- _TASK REQUIREMENTS_:
When a line of the records contains "Plan", copy it.

- _RECORDS FOR THE EXERCISE_:
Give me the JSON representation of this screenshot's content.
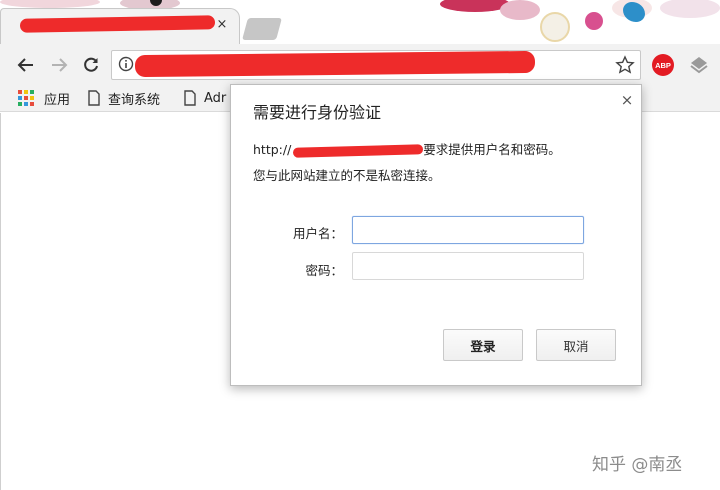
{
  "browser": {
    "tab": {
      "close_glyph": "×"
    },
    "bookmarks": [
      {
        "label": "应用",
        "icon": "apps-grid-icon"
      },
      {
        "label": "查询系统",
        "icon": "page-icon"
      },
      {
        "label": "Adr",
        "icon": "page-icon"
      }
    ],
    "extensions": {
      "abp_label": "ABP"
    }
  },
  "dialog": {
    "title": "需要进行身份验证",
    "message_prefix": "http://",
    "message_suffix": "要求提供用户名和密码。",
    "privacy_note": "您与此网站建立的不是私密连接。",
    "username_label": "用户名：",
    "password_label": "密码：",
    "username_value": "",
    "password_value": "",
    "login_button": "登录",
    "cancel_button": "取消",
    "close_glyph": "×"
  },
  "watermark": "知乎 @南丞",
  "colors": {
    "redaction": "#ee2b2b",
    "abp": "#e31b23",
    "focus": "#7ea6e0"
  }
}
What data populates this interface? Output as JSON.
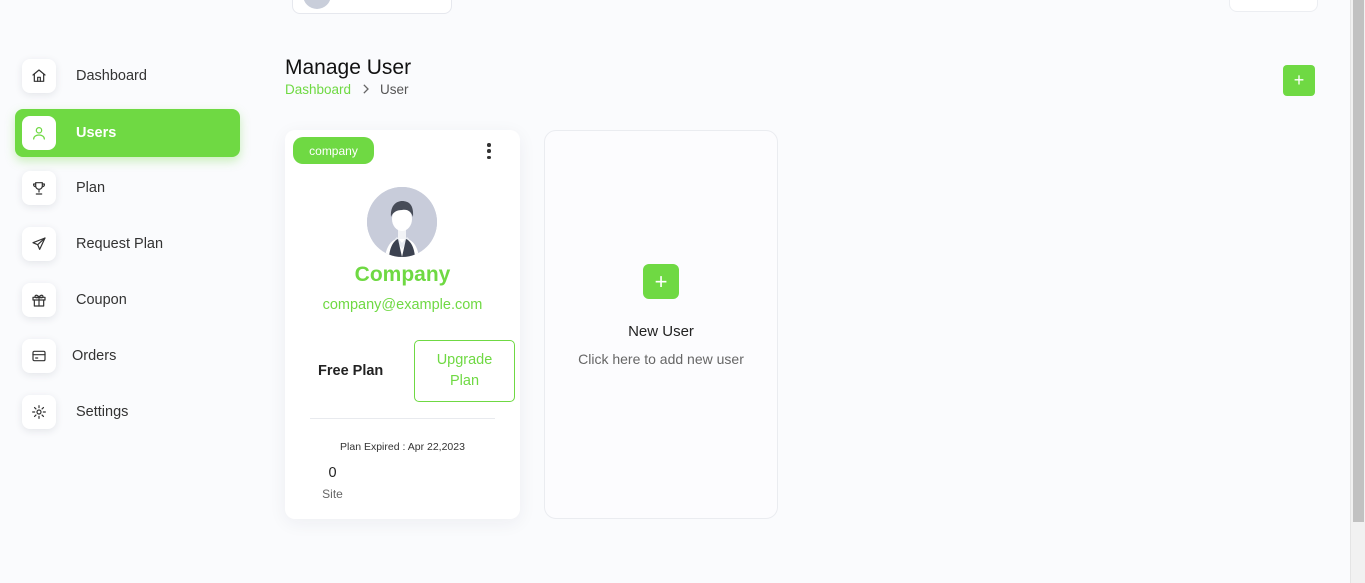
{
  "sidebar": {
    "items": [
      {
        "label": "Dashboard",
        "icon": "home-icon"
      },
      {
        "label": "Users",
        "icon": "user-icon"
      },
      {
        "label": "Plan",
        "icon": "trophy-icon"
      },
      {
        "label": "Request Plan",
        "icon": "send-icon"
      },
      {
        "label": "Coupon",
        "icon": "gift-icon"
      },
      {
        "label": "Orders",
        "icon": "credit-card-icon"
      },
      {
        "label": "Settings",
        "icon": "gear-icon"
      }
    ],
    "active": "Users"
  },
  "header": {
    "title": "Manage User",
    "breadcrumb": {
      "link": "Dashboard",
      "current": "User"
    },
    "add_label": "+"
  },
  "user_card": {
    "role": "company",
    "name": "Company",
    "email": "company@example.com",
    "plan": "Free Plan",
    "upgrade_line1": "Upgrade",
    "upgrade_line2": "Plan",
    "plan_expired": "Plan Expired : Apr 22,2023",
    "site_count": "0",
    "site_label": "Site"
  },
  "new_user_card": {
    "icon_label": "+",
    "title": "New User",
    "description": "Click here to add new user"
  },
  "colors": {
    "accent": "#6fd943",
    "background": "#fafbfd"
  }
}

- _RESULT_:
        "label": "Plan",
        "label": "Request Plan",
    "plan": "Free Plan",
    "upgrade_line2": "Plan",
    "plan_expired": "Plan Expired : Apr 22,2023",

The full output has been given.